"And then there's the punishment while you're being punished. If you're not cooperating, the COs will gas you. They open the flap on your door, stick a gas canister in and pepper spray you. It's all the normal effects of pepper spray plus some. There's the irritation of the skin, shortness of breath, your eyes are burning, you're waving for air, hoping to get escorted out to medical, but, of course, you're not. Instead, they force you to take cold showers afterwards. It's so painful."
Nicholas Martinez, 730 days
"You're locked in for 24 hours of the day, with only time to think and sleep. Both of those things can cause mental and physical issues. Being in solitary confinement can push people to hurt themselves, because you feel empty and alone. I never hurt myself, but I did start hallucinating. I began hearing voices. I once even did 1,000 push-ups in two hours. I wanted to see how much I can do, really push myself to see what I can accomplish, but I also did it to prevent myself from joint pain, which happens when you're sleeping for hours and have little room to move around."
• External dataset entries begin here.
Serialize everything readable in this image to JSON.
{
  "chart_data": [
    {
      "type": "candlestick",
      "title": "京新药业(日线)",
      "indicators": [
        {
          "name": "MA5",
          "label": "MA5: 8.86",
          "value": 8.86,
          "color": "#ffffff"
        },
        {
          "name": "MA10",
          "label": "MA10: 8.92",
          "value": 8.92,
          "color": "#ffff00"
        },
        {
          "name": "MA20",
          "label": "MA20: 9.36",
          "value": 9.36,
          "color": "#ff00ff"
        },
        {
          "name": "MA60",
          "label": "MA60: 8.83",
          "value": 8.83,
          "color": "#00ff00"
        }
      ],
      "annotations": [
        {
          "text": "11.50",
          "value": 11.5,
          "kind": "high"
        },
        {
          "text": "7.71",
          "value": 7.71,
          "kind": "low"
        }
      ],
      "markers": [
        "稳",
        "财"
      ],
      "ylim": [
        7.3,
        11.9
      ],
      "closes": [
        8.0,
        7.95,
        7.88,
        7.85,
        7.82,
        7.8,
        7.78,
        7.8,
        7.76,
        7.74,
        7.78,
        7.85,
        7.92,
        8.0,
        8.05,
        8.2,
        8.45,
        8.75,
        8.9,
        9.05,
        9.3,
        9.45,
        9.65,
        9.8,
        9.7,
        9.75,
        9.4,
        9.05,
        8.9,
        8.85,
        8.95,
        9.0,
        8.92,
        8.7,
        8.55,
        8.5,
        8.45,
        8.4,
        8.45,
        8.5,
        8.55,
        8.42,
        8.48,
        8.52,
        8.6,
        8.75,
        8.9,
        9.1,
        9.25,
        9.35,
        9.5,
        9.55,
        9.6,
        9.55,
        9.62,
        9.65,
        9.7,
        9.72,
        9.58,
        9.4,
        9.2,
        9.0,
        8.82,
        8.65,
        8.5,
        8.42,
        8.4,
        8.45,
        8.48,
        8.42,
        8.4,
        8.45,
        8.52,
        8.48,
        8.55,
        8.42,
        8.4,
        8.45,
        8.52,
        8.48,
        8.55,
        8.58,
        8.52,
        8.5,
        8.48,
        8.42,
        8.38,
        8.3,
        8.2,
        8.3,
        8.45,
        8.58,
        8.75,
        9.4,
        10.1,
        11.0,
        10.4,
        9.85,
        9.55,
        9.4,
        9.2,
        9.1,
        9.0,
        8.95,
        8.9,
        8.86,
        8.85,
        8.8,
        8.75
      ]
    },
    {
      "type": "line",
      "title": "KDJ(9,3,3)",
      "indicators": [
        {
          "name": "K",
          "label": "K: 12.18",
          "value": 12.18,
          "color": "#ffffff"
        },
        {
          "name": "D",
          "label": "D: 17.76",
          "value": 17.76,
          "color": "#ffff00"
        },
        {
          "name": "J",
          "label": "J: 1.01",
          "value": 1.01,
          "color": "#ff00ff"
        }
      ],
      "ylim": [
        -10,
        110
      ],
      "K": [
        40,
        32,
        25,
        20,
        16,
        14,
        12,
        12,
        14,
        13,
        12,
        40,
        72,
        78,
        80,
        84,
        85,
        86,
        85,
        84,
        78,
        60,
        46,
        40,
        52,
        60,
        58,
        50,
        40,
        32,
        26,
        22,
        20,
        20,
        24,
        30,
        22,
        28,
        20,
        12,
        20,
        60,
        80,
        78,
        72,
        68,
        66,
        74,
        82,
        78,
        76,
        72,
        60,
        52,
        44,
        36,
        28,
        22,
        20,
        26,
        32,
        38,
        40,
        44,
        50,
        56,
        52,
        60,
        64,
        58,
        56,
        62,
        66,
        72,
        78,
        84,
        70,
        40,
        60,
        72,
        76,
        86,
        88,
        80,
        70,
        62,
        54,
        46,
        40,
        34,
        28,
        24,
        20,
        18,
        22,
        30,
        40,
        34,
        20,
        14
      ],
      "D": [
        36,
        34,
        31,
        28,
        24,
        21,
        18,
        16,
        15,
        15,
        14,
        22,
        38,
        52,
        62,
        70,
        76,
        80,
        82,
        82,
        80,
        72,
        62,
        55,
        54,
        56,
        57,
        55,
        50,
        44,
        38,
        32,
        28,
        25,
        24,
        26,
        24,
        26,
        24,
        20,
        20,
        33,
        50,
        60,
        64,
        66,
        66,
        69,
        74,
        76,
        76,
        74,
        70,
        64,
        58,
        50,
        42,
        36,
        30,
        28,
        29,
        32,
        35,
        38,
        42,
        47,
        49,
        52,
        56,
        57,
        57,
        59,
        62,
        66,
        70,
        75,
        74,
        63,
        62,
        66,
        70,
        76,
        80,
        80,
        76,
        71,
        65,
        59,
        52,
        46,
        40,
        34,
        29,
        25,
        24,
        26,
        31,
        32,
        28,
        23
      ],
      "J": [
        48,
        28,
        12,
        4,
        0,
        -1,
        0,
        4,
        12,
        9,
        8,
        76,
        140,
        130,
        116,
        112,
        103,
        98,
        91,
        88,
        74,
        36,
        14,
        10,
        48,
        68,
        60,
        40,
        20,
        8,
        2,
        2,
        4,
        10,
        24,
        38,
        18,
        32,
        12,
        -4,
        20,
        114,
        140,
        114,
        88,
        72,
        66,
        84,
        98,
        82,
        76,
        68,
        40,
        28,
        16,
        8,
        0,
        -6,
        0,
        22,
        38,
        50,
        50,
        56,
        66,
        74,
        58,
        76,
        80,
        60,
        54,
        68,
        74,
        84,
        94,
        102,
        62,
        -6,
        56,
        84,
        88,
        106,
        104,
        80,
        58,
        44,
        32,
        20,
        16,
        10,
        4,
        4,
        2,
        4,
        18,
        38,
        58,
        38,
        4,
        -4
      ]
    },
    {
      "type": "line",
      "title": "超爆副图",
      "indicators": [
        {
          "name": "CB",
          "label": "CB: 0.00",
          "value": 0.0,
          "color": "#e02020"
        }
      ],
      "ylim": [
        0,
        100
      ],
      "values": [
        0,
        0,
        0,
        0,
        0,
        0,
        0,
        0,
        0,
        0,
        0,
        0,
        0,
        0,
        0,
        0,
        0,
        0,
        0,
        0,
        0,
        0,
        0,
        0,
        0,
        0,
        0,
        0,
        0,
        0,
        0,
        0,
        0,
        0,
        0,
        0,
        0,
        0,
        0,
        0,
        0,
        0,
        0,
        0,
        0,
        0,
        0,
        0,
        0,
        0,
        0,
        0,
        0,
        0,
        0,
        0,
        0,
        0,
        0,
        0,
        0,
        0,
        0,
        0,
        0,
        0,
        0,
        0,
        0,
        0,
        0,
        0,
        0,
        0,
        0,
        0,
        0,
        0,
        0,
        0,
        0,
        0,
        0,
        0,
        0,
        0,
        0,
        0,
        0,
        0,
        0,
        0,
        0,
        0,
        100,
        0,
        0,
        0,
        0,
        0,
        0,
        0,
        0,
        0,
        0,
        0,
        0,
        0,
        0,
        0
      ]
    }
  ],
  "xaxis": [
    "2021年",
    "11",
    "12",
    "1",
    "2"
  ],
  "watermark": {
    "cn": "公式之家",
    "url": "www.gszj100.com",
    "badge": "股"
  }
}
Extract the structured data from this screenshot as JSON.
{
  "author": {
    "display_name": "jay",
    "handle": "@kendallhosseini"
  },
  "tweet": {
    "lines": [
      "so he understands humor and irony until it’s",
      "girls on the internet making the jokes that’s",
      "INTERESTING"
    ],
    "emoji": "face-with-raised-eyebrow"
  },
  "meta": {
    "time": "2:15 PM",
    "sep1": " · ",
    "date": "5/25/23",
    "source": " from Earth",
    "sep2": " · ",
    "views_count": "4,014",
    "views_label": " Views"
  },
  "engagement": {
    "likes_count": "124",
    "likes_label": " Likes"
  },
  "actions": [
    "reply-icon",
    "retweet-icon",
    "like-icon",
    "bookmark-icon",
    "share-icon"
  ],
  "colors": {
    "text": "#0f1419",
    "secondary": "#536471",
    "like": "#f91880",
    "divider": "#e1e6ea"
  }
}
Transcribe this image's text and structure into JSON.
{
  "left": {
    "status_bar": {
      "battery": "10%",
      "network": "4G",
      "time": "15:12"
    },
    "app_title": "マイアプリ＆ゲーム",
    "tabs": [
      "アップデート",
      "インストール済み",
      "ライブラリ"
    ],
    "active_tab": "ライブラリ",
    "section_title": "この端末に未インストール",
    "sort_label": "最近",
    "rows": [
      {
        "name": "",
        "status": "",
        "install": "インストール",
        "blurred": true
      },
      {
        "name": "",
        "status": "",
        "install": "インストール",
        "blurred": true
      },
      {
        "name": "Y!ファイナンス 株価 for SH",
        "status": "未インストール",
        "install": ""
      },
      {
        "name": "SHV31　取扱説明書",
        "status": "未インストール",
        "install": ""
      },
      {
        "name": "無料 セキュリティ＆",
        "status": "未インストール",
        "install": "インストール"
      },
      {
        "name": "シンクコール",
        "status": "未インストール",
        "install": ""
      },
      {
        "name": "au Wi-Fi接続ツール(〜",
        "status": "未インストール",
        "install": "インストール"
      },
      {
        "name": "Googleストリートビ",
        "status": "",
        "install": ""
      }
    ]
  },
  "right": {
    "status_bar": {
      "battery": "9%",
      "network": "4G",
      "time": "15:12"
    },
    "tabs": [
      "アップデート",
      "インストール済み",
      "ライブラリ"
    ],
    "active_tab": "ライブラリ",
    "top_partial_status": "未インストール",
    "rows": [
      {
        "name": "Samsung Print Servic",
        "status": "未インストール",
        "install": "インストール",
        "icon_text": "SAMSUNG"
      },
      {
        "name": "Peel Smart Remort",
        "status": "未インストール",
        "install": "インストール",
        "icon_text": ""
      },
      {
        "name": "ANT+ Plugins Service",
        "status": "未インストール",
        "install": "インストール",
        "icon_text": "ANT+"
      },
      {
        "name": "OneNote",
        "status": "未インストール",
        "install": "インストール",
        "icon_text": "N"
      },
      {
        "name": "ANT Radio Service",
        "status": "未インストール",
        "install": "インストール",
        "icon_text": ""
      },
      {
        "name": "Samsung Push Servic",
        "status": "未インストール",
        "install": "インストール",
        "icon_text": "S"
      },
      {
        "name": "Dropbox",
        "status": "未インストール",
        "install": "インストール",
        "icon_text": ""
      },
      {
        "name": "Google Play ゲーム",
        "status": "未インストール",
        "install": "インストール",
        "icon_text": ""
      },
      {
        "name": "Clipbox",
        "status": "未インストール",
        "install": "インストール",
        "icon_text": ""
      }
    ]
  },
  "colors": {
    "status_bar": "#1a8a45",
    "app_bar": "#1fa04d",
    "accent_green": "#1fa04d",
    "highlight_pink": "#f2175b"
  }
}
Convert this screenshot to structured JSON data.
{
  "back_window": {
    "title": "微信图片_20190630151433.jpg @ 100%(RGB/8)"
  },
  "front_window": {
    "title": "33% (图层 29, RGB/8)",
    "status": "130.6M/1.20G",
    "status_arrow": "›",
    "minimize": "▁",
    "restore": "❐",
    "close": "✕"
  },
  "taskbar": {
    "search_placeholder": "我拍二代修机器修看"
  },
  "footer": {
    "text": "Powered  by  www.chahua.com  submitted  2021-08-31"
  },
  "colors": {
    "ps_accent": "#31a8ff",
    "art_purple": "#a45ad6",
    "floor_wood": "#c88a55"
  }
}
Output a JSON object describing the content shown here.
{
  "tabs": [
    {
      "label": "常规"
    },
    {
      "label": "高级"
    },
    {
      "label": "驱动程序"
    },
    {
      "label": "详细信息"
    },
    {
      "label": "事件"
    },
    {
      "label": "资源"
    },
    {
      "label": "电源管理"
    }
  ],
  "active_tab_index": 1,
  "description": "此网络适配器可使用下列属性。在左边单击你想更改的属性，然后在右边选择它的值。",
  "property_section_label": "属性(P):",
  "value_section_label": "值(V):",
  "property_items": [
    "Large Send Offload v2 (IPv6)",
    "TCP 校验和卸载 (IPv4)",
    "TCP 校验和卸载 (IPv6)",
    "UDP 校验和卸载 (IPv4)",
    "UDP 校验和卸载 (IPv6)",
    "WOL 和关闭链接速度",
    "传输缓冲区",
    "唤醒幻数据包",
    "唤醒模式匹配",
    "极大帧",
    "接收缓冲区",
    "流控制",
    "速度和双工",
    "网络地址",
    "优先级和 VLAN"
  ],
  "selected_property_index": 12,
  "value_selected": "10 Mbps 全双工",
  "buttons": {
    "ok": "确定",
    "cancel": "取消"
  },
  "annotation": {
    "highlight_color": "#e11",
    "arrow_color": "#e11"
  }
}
"Being in solitary confinement can push people to hurt themselves because you feel empty and alone."
Jay Carabello, 120 days
"Privileges? You don't have privileges. You're taking a shower twice a week, you don't get to use the phone, you don't get to see anyone, you're smelling other people's shit, you get some reading materials and you're allowed out one hour per day. You're constantly listening to people screaming, hearing them fight with COs.
"They don't give two shits what happens to us. The SHU is one of the worst places you could be."
"Some people cover their doors with feces and flood their toilets. They purposely back it up just so someone can come and they can be taken out of the box. It can make you go crazy. You're living in a cage like an animal. It's like being a dog in a kennel for hours. You can't go out. You have to piss and shit in there. To be locked in for 23 hours by yourself, of course you're going to start talking to yourself.
"I wouldn't say I went crazy, but I was definitely bugging out. I was screaming at the top of my lungs and banging on the walls to get the CO's attention. But then you risk yourself like that. There will be like five or six COs in riot gear taking down one guy. They don't care. They really don't. If they did, then they'd come around more and make sure no one is trying to kill themselves. They don't give two shits what happens to us. The SHU ['special housing unit' or 'security housing unit'] is one of the worst places you could be."
*Henry's last name has been withheld.